REQUIRED WORK →
Scan the listing below for the string "mail" and copy each line where it turns up.

GIVEN DATA →

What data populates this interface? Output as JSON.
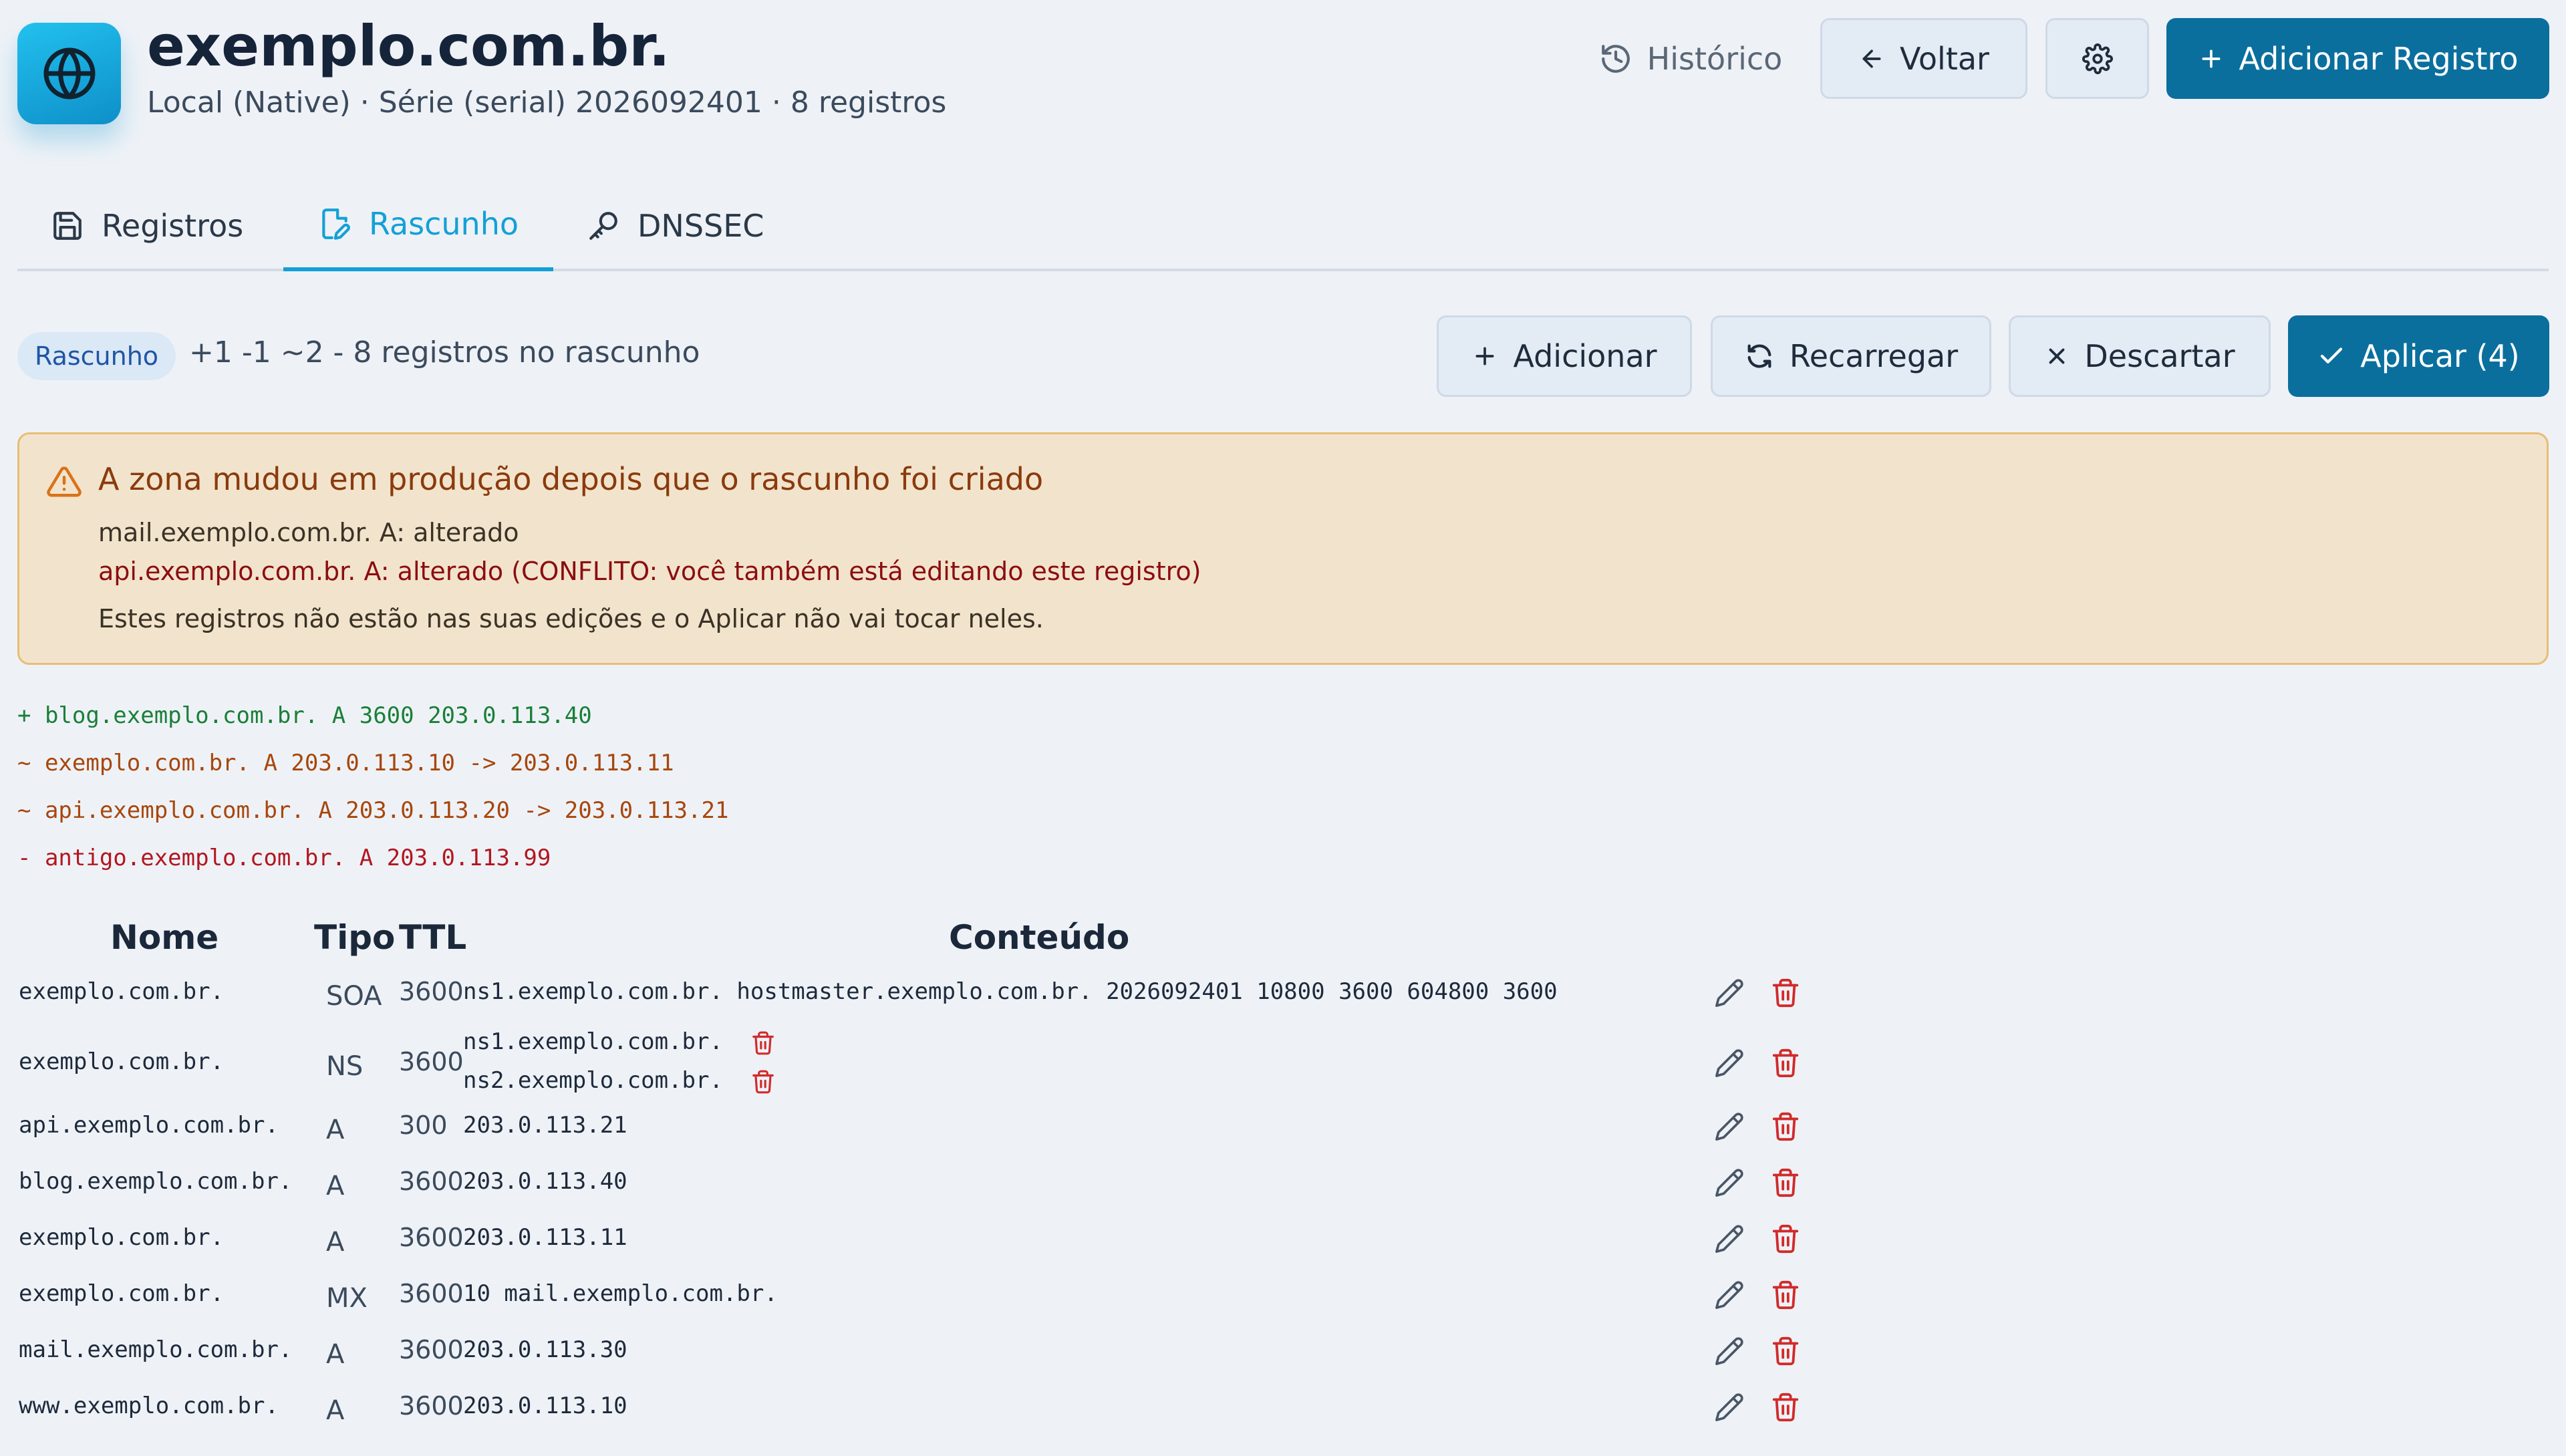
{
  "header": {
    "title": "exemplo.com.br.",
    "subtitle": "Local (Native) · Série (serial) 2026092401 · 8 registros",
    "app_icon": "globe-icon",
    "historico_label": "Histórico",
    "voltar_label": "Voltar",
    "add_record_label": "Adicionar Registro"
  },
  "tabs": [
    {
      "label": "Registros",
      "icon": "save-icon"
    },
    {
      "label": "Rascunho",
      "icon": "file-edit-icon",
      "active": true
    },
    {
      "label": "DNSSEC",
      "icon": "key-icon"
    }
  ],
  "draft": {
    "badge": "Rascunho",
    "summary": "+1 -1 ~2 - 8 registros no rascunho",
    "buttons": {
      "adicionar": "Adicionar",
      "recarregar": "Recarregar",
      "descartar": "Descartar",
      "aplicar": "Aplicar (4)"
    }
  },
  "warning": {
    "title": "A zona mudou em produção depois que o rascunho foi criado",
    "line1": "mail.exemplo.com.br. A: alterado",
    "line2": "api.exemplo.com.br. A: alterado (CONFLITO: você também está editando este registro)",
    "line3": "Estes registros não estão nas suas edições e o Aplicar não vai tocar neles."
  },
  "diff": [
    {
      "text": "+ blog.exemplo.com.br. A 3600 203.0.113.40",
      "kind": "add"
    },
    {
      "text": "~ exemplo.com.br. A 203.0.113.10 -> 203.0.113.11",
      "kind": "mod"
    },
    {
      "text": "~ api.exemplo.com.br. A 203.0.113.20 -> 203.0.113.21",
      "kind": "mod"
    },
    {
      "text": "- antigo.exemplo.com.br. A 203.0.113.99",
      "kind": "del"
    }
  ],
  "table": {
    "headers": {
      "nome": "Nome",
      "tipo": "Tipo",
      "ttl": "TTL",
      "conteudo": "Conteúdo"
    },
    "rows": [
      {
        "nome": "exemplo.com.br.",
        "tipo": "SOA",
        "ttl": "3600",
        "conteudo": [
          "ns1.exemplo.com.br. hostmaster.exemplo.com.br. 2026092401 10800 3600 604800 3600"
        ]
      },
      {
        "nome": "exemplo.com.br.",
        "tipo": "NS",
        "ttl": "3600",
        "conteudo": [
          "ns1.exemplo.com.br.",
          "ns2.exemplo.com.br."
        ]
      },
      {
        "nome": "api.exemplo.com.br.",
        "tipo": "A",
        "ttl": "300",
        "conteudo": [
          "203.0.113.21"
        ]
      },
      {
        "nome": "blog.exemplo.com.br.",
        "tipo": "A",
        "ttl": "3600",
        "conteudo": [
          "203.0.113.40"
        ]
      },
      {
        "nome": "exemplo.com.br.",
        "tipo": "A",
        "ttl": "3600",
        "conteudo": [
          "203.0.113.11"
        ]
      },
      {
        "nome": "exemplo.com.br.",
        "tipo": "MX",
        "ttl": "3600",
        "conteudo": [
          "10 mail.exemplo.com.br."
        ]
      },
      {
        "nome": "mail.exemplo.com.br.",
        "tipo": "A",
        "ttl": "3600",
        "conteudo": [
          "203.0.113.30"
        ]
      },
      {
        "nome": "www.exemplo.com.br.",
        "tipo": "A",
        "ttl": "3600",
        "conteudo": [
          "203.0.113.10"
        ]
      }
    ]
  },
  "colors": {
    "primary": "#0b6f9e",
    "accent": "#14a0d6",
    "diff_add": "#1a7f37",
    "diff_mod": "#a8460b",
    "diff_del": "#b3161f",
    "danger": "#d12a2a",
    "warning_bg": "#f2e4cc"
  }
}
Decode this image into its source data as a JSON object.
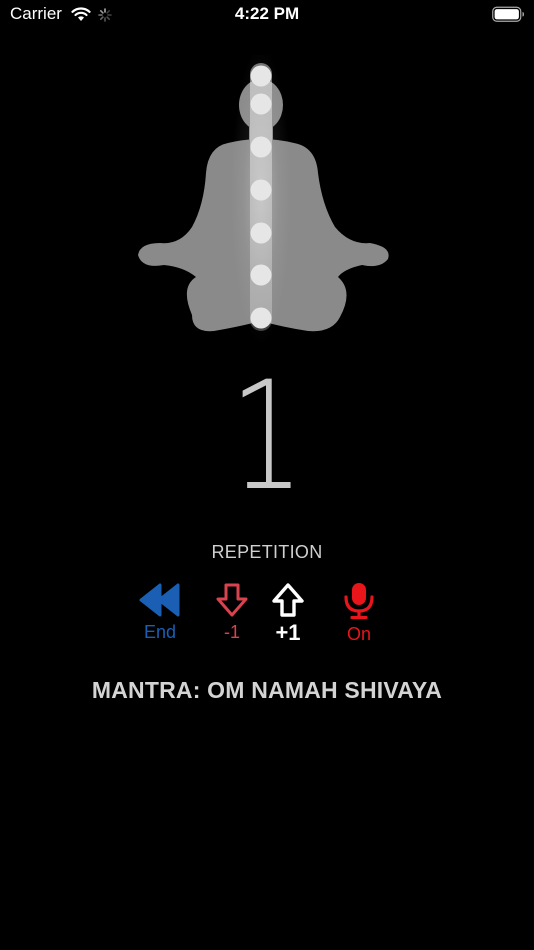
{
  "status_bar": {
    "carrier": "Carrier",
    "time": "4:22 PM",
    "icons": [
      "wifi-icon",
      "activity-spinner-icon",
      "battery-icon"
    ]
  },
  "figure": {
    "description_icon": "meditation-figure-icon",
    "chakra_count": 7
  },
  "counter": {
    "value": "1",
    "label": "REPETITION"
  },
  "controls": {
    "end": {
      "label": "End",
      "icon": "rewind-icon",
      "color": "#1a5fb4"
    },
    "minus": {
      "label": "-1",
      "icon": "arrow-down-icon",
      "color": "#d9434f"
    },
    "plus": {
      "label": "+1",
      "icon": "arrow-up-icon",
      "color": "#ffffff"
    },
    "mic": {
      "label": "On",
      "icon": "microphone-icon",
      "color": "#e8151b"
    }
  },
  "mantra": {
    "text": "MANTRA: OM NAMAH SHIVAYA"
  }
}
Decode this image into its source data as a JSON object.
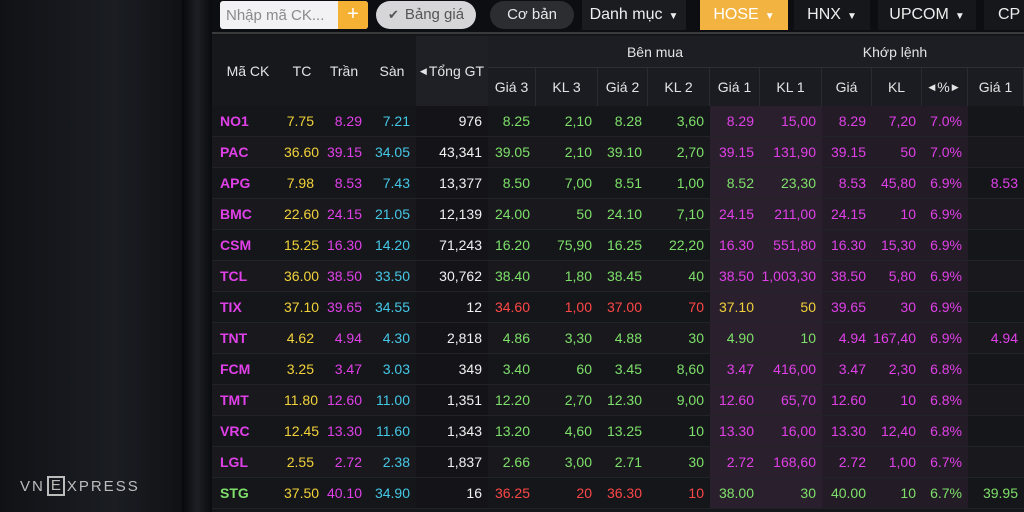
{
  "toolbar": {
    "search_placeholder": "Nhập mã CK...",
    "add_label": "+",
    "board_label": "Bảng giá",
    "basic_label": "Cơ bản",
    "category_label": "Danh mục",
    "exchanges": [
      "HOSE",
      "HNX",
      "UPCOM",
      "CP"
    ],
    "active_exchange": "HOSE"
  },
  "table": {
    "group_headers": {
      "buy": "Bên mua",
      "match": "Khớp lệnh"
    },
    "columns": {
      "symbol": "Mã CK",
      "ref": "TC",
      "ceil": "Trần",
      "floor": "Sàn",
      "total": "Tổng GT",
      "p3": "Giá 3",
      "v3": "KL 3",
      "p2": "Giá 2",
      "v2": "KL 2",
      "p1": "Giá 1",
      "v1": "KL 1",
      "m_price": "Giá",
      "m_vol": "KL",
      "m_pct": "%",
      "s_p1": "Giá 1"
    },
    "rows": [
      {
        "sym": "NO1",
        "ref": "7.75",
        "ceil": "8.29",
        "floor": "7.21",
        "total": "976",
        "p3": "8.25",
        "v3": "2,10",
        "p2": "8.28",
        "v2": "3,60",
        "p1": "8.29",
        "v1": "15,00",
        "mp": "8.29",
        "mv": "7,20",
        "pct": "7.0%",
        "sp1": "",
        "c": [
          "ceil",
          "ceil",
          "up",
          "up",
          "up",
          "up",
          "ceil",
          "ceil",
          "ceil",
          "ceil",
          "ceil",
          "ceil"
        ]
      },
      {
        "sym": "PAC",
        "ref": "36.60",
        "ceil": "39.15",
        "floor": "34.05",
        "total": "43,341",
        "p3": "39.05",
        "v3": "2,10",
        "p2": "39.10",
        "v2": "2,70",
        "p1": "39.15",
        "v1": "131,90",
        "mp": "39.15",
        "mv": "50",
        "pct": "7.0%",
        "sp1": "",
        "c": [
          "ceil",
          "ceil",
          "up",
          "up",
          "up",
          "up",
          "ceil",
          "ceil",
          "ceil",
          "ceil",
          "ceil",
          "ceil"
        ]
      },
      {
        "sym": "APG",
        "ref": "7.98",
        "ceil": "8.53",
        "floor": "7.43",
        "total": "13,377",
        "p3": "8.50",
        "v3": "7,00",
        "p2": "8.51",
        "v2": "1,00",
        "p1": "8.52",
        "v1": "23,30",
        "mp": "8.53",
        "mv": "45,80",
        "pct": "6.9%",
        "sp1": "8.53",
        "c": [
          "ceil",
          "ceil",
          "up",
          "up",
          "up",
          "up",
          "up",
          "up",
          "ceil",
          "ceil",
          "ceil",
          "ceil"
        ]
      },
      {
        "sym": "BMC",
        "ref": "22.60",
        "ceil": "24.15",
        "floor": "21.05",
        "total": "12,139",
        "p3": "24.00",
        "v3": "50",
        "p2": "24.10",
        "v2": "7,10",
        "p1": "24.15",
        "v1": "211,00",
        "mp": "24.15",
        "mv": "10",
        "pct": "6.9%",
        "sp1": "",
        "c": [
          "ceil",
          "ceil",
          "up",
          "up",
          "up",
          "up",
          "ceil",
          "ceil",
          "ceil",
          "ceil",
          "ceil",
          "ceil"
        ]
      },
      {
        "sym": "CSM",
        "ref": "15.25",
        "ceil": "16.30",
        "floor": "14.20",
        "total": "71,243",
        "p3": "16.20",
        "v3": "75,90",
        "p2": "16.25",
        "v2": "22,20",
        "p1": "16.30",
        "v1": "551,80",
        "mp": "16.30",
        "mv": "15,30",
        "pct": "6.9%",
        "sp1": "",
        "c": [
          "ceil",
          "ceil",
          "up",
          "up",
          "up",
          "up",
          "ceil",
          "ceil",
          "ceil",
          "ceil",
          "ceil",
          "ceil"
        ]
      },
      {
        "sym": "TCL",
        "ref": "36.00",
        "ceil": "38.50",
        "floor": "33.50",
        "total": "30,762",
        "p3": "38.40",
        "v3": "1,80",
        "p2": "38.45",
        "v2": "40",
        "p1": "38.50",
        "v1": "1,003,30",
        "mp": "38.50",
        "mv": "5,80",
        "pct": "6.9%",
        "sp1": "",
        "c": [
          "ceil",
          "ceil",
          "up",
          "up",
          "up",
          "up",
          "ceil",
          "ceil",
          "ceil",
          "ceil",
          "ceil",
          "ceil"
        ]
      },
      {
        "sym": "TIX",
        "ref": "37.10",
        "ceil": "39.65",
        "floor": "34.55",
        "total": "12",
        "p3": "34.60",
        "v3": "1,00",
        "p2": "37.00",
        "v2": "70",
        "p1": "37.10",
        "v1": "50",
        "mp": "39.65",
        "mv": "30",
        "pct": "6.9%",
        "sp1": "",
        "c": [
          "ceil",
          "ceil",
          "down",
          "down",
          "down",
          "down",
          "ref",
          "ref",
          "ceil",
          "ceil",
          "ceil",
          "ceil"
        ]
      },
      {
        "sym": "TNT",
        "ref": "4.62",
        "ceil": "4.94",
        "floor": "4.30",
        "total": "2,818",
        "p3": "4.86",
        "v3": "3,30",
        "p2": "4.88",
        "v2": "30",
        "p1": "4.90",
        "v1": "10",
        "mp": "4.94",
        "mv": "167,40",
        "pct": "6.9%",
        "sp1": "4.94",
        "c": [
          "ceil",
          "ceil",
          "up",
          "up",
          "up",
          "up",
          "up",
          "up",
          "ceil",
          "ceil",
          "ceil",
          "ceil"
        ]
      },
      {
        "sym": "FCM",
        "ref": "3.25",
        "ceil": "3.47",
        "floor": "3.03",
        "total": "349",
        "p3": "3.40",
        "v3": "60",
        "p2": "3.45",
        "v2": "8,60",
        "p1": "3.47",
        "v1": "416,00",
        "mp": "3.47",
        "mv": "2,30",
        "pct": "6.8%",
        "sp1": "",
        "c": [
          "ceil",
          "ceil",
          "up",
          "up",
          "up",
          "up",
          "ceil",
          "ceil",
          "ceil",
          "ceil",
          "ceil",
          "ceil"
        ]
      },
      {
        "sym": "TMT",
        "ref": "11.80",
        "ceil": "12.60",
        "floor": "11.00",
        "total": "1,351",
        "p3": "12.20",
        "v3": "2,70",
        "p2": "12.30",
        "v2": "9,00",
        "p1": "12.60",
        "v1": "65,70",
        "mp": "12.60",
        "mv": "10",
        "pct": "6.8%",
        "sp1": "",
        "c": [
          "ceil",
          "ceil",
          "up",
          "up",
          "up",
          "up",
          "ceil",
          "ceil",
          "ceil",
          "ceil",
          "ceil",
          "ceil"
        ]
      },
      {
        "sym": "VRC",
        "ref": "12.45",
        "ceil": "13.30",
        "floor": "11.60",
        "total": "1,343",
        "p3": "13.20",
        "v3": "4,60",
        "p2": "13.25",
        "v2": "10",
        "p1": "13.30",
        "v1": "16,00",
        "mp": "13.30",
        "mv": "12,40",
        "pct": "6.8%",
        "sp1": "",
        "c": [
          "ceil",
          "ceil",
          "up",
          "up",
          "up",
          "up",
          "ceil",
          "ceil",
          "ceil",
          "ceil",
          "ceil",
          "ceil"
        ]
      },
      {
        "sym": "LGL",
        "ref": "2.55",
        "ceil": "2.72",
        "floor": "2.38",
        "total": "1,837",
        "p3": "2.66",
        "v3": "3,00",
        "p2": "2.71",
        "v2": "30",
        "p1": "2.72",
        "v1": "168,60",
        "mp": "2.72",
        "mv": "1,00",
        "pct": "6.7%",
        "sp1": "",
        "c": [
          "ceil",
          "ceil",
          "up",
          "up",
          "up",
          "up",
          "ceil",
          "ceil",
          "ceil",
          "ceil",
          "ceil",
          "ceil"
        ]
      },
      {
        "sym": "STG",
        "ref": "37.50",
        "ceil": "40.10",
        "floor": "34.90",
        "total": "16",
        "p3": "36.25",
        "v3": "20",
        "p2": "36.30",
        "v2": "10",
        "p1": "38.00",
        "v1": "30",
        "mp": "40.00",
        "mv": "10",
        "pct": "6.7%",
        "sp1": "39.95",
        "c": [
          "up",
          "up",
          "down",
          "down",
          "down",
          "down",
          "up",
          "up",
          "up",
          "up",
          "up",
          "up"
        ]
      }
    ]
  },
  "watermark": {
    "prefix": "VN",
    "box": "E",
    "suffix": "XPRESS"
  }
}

THE ANSWER →
    "line1": "mail.exemplo.com.br. A: alterado",
          "10 mail.exemplo.com.br."
        "nome": "mail.exemplo.com.br.",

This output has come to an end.